As with the U14s there were no female participants, but there were 12 players entered with 6 of them graded over 1850, and another 4 all capable of causing an upset. This happened as early as round 1 with 3rd seed James Thomas losing to Varun Varma. Round 2 went much as expected with the only draw in the first two rounds occurring here between top-seed Alex Bullen and Davin Menon. Second seed Tom Thorpe lost to Luke Kostanjsek in round 2 and was then upfloated to Alex Bullen in round 3 where he also lost, putting him out of the running. So by the end of the first day Alex Bullen, Philippe Rodgers and Luke were on 2½/3, Davin Menon and Alex Wills on 2 and James and Varun on 1½, James having dropped another half point against Davin. Disappointingly, James decided to pull out on Saturday night, so the pairings had to be altered for the following day, and there was need for a bye. Luke's Shveshnikov Sicilian was good enough for a draw against Alex Bullen in Round 4, while Philippe found his way back from a poor position to draw against Davin. Alex Wills won relatively smoothly against Varun to join Alex B, Philippe and Luke in the lead on 3 out of 4. Luke dispatched Alex W fairly quickly in the last round, and the last game of the weekend to finish decided the championship. Alex had outplayed Philippe going first the exchange ahead, and eventually into a R ending with a 2 Pawn advantage, although Philippe's Rook was active, and Alex was running out of time. The position settled to a passed aP for Philippe against passed g and hPs for Alex, hindered from advancing by Philippe's King. Both players had one other P. They both knew they needed to win to share the title so neither was keen to take a draw whilst they might have winning chances, and although Alex was a P ahead for much of the time, both sides refused draws and as arbiter at one stage I turned down a 2-minute rule claim from Alex, as to me Philippe was still trying to win. Eventually with both clocks fast heading to zero, everything was exchanged to bare Kings, and a draw left Luke as clear champion on 4/5. Alex Bullen, Philippe and Davin were joint 2nd on 3½.

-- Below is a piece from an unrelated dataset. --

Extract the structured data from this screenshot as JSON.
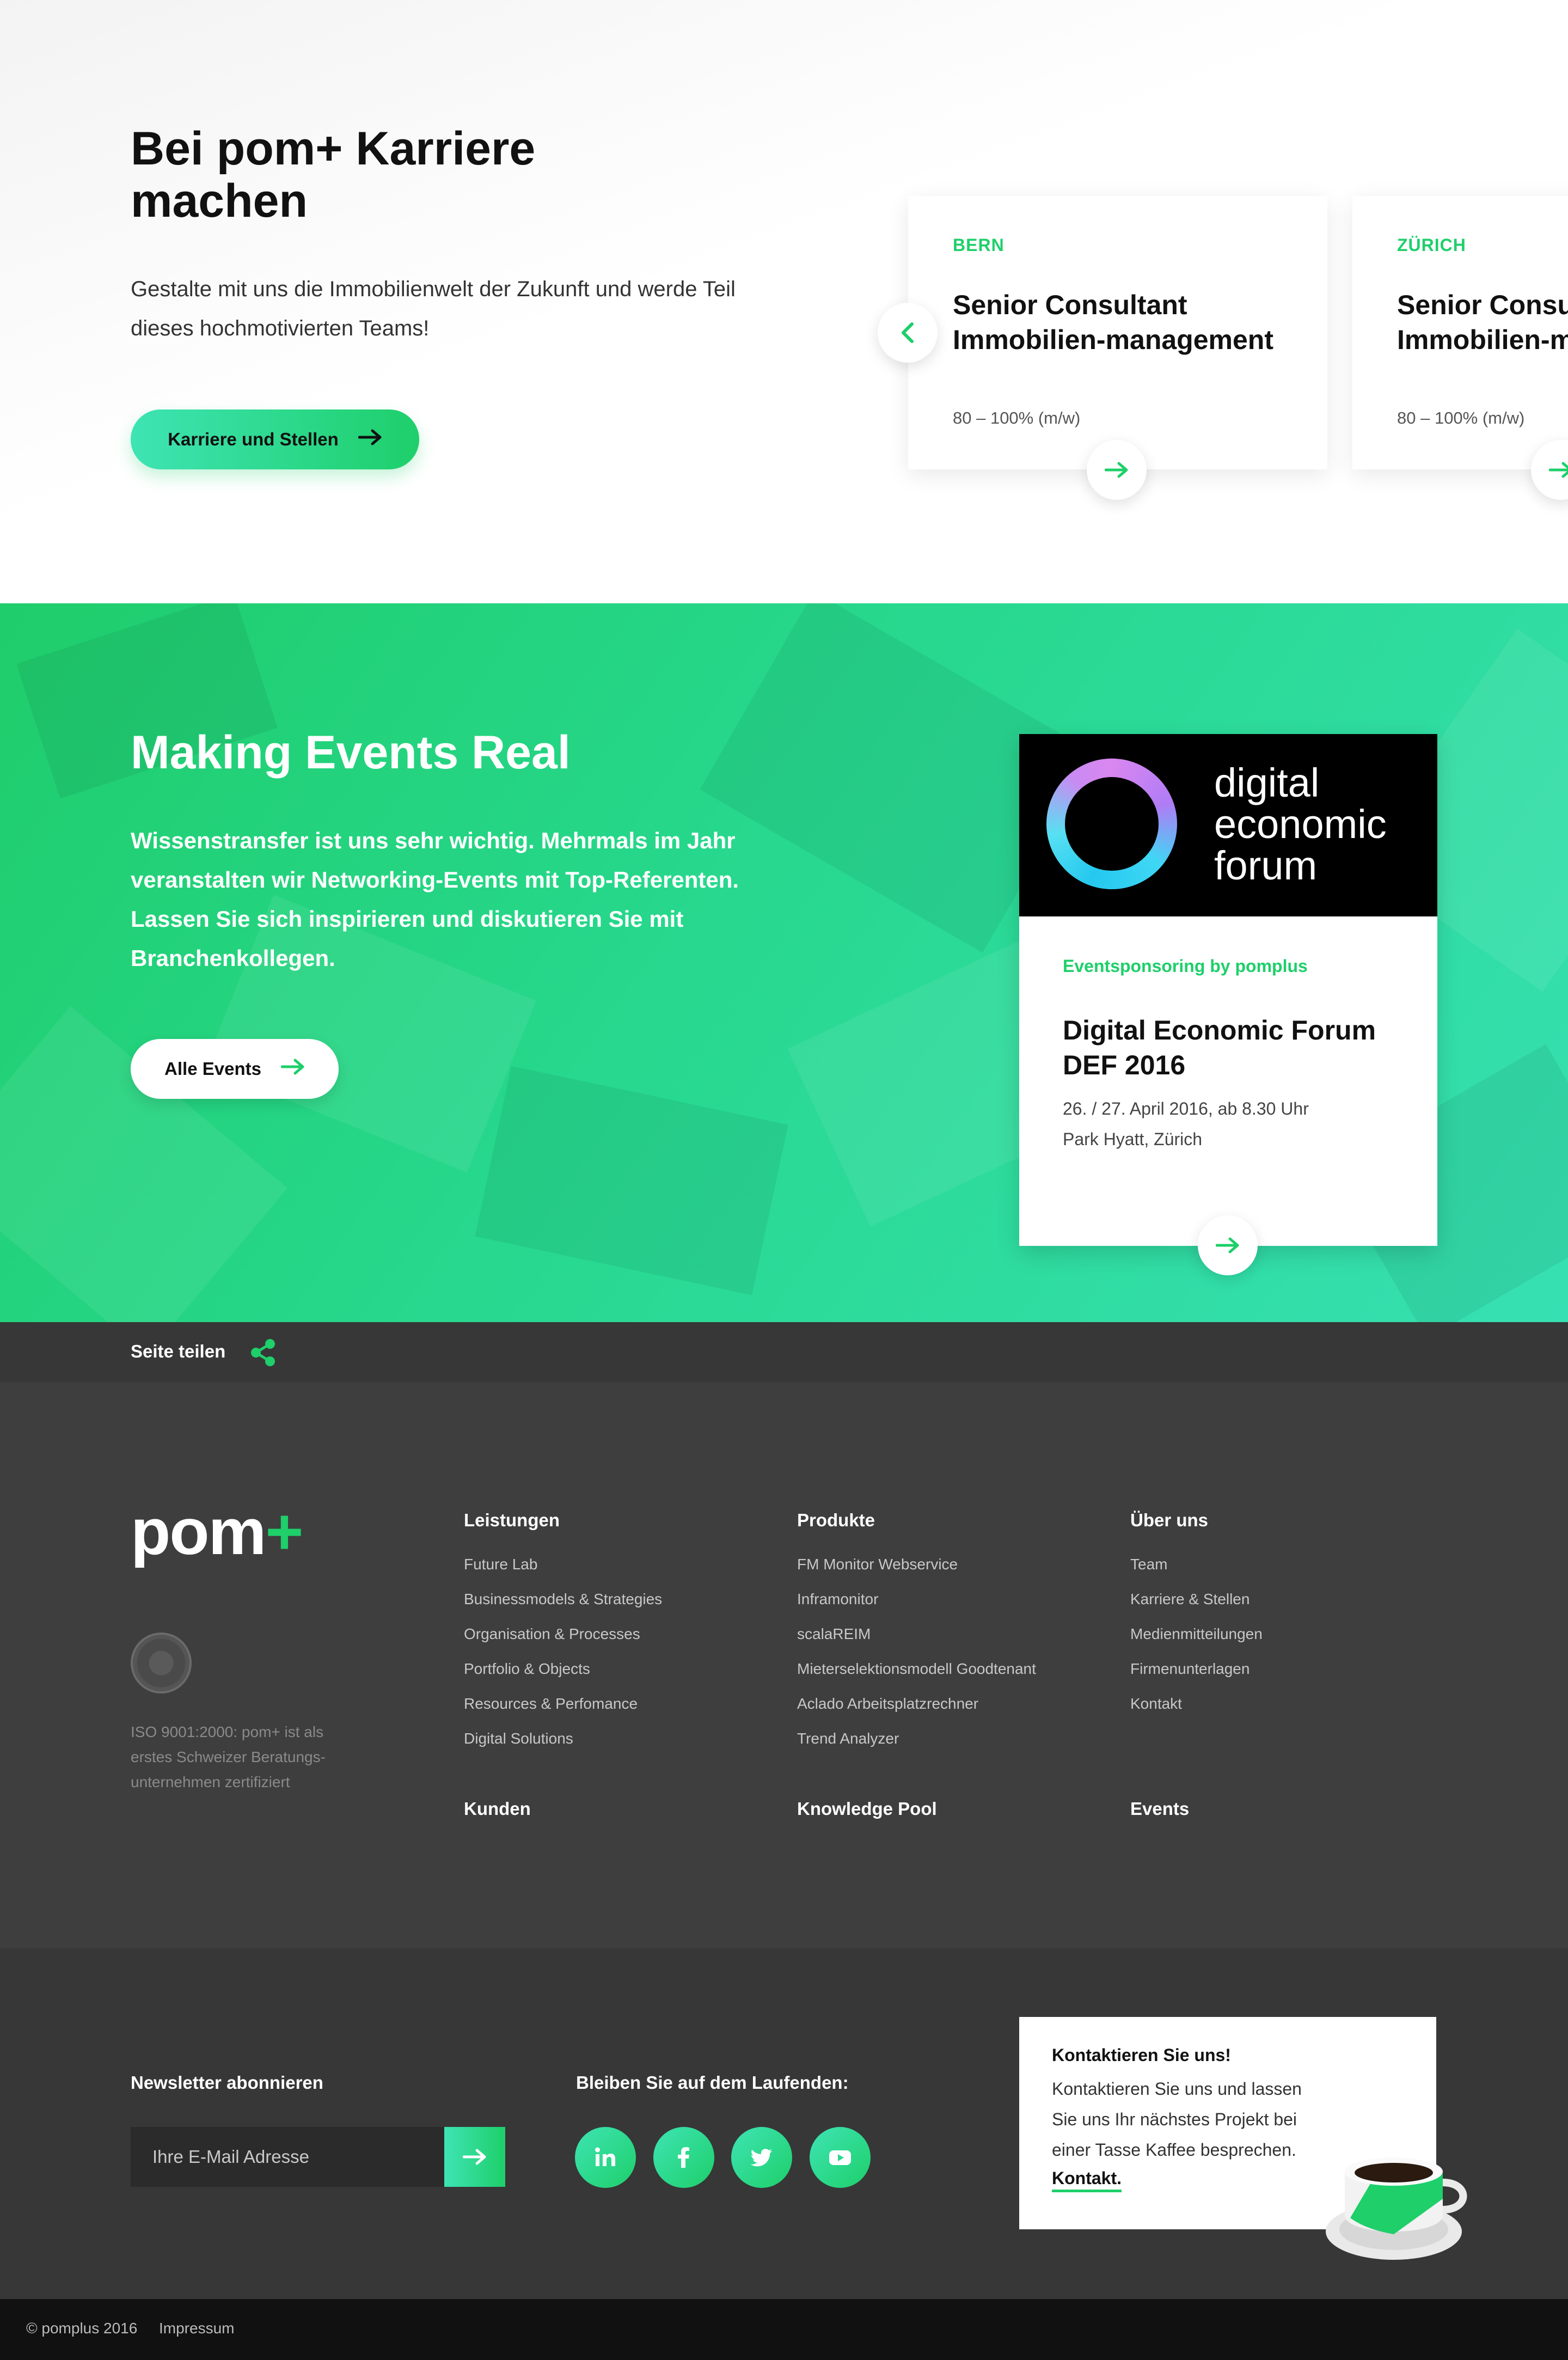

One undisputed loss by a mobile phone ringing, 2 games where there were touch –move disputes and one 2-minute rule claim were the only real involvement needed by myself and Ian Eustis as arbiters, and it was also useful to have Tim Kett and Kevin Thomas keeping an eye on proceedings, so a big thank you to the players for their co-operation and behaviour and also to the parents who bring their children to play and then have to expend lots of nervous energy whilst waiting anxiously for the results!